WORK TASK
Set down every record once more, exactly as given.

Records drawn from a dataset

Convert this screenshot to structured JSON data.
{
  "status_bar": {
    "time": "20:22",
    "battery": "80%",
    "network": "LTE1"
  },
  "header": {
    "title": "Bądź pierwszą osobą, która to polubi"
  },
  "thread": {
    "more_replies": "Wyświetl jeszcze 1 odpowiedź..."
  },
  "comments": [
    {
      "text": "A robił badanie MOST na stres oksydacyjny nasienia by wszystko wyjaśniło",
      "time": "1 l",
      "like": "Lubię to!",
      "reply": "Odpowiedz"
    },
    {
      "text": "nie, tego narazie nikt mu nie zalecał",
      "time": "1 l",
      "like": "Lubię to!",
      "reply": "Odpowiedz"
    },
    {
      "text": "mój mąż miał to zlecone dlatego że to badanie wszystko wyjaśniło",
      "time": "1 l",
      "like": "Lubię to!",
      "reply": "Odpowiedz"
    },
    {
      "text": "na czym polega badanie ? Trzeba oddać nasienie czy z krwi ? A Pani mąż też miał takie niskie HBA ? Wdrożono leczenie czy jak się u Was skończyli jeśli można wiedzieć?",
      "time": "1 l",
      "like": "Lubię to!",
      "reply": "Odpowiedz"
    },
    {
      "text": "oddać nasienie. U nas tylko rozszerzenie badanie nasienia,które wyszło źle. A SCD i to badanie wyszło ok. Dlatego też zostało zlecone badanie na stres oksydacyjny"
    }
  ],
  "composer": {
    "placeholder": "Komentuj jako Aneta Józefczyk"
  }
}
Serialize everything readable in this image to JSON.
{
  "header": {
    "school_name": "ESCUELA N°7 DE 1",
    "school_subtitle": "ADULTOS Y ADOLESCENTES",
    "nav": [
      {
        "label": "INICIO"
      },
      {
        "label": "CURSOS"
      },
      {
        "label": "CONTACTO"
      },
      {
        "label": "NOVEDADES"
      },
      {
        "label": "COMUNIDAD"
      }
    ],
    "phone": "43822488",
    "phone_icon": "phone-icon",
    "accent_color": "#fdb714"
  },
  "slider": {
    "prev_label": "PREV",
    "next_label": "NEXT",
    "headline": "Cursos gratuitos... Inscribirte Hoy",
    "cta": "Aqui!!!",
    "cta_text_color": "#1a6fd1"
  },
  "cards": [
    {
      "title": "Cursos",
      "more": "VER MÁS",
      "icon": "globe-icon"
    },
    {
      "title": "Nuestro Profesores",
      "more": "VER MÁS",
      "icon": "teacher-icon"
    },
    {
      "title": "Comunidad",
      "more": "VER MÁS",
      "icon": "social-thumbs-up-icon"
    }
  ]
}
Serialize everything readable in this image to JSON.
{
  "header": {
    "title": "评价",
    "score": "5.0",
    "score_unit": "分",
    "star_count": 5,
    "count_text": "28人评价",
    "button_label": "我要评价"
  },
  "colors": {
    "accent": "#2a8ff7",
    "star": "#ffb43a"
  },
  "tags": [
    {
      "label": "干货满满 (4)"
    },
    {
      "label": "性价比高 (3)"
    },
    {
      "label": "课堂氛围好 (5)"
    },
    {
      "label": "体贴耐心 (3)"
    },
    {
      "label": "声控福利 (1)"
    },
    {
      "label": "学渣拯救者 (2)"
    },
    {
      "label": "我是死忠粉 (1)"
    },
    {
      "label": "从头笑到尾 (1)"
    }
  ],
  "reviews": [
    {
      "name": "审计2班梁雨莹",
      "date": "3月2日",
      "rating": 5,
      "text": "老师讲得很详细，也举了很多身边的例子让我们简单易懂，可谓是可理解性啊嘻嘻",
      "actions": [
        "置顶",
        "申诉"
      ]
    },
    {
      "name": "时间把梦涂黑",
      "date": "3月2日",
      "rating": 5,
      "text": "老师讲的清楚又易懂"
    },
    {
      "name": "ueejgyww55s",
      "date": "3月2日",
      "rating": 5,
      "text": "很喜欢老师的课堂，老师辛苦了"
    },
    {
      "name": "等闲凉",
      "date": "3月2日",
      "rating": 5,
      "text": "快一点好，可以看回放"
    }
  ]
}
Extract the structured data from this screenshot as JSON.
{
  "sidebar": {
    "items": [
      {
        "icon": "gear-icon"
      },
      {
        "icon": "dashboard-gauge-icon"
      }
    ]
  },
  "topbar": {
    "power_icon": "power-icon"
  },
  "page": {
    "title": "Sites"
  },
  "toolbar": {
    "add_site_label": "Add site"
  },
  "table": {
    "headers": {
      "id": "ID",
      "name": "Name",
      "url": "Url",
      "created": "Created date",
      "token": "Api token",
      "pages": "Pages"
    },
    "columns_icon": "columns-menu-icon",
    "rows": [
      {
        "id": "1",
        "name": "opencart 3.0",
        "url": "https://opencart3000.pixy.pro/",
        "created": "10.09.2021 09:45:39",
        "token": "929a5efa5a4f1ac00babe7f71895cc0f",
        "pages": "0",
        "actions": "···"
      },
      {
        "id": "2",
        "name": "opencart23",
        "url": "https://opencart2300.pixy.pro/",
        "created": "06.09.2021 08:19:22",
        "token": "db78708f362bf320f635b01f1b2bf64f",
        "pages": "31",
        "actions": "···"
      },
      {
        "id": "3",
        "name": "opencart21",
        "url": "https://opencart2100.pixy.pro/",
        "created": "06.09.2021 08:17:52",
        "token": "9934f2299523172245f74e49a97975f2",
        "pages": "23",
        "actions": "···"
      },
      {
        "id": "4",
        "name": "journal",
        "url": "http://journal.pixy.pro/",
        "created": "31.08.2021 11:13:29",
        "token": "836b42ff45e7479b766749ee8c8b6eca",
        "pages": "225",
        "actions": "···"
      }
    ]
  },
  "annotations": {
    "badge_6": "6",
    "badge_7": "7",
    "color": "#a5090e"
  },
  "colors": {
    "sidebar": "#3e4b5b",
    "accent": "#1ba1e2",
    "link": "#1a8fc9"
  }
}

OUTPUT OF THE TASK
Convert this screenshot to structured JSON data.
{
  "status_bar": {
    "time": "20:22",
    "battery": "80%",
    "network": "LTE1"
  },
  "header": {
    "title": "Bądź pierwszą osobą, która to polubi"
  },
  "thread": {
    "more_replies": "Wyświetl jeszcze 1 odpowiedź..."
  },
  "comments": [
    {
      "text": "A robił badanie MOST na stres oksydacyjny nasienia by wszystko wyjaśniło",
      "time": "1 l",
      "like": "Lubię to!",
      "reply": "Odpowiedz"
    },
    {
      "text": "nie, tego narazie nikt mu nie zalecał",
      "time": "1 l",
      "like": "Lubię to!",
      "reply": "Odpowiedz"
    },
    {
      "text": "mój mąż miał to zlecone dlatego że to badanie wszystko wyjaśniło",
      "time": "1 l",
      "like": "Lubię to!",
      "reply": "Odpowiedz"
    },
    {
      "text": "na czym polega badanie ? Trzeba oddać nasienie czy z krwi ? A Pani mąż też miał takie niskie HBA ? Wdrożono leczenie czy jak się u Was skończyli jeśli można wiedzieć?",
      "time": "1 l",
      "like": "Lubię to!",
      "reply": "Odpowiedz"
    },
    {
      "text": "oddać nasienie. U nas tylko rozszerzenie badanie nasienia,które wyszło źle. A SCD i to badanie wyszło ok. Dlatego też zostało zlecone badanie na stres oksydacyjny"
    }
  ],
  "composer": {
    "placeholder": "Komentuj jako Aneta Józefczyk"
  }
}
Serialize everything readable in this image to JSON.
{
  "header": {
    "school_name": "ESCUELA N°7 DE 1",
    "school_subtitle": "ADULTOS Y ADOLESCENTES",
    "nav": [
      {
        "label": "INICIO"
      },
      {
        "label": "CURSOS"
      },
      {
        "label": "CONTACTO"
      },
      {
        "label": "NOVEDADES"
      },
      {
        "label": "COMUNIDAD"
      }
    ],
    "phone": "43822488",
    "phone_icon": "phone-icon",
    "accent_color": "#fdb714"
  },
  "slider": {
    "prev_label": "PREV",
    "next_label": "NEXT",
    "headline": "Cursos gratuitos... Inscribirte Hoy",
    "cta": "Aqui!!!",
    "cta_text_color": "#1a6fd1"
  },
  "cards": [
    {
      "title": "Cursos",
      "more": "VER MÁS",
      "icon": "globe-icon"
    },
    {
      "title": "Nuestro Profesores",
      "more": "VER MÁS",
      "icon": "teacher-icon"
    },
    {
      "title": "Comunidad",
      "more": "VER MÁS",
      "icon": "social-thumbs-up-icon"
    }
  ]
}
Serialize everything readable in this image to JSON.
{
  "header": {
    "title": "评价",
    "score": "5.0",
    "score_unit": "分",
    "star_count": 5,
    "count_text": "28人评价",
    "button_label": "我要评价"
  },
  "colors": {
    "accent": "#2a8ff7",
    "star": "#ffb43a"
  },
  "tags": [
    {
      "label": "干货满满 (4)"
    },
    {
      "label": "性价比高 (3)"
    },
    {
      "label": "课堂氛围好 (5)"
    },
    {
      "label": "体贴耐心 (3)"
    },
    {
      "label": "声控福利 (1)"
    },
    {
      "label": "学渣拯救者 (2)"
    },
    {
      "label": "我是死忠粉 (1)"
    },
    {
      "label": "从头笑到尾 (1)"
    }
  ],
  "reviews": [
    {
      "name": "审计2班梁雨莹",
      "date": "3月2日",
      "rating": 5,
      "text": "老师讲得很详细，也举了很多身边的例子让我们简单易懂，可谓是可理解性啊嘻嘻",
      "actions": [
        "置顶",
        "申诉"
      ]
    },
    {
      "name": "时间把梦涂黑",
      "date": "3月2日",
      "rating": 5,
      "text": "老师讲的清楚又易懂"
    },
    {
      "name": "ueejgyww55s",
      "date": "3月2日",
      "rating": 5,
      "text": "很喜欢老师的课堂，老师辛苦了"
    },
    {
      "name": "等闲凉",
      "date": "3月2日",
      "rating": 5,
      "text": "快一点好，可以看回放"
    }
  ]
}
Extract the structured data from this screenshot as JSON.
{
  "sidebar": {
    "items": [
      {
        "icon": "gear-icon"
      },
      {
        "icon": "dashboard-gauge-icon"
      }
    ]
  },
  "topbar": {
    "power_icon": "power-icon"
  },
  "page": {
    "title": "Sites"
  },
  "toolbar": {
    "add_site_label": "Add site"
  },
  "table": {
    "headers": {
      "id": "ID",
      "name": "Name",
      "url": "Url",
      "created": "Created date",
      "token": "Api token",
      "pages": "Pages"
    },
    "columns_icon": "columns-menu-icon",
    "rows": [
      {
        "id": "1",
        "name": "opencart 3.0",
        "url": "https://opencart3000.pixy.pro/",
        "created": "10.09.2021 09:45:39",
        "token": "929a5efa5a4f1ac00babe7f71895cc0f",
        "pages": "0",
        "actions": "···"
      },
      {
        "id": "2",
        "name": "opencart23",
        "url": "https://opencart2300.pixy.pro/",
        "created": "06.09.2021 08:19:22",
        "token": "db78708f362bf320f635b01f1b2bf64f",
        "pages": "31",
        "actions": "···"
      },
      {
        "id": "3",
        "name": "opencart21",
        "url": "https://opencart2100.pixy.pro/",
        "created": "06.09.2021 08:17:52",
        "token": "9934f2299523172245f74e49a97975f2",
        "pages": "23",
        "actions": "···"
      },
      {
        "id": "4",
        "name": "journal",
        "url": "http://journal.pixy.pro/",
        "created": "31.08.2021 11:13:29",
        "token": "836b42ff45e7479b766749ee8c8b6eca",
        "pages": "225",
        "actions": "···"
      }
    ]
  },
  "annotations": {
    "badge_6": "6",
    "badge_7": "7",
    "color": "#a5090e"
  },
  "colors": {
    "sidebar": "#3e4b5b",
    "accent": "#1ba1e2",
    "link": "#1a8fc9"
  }
}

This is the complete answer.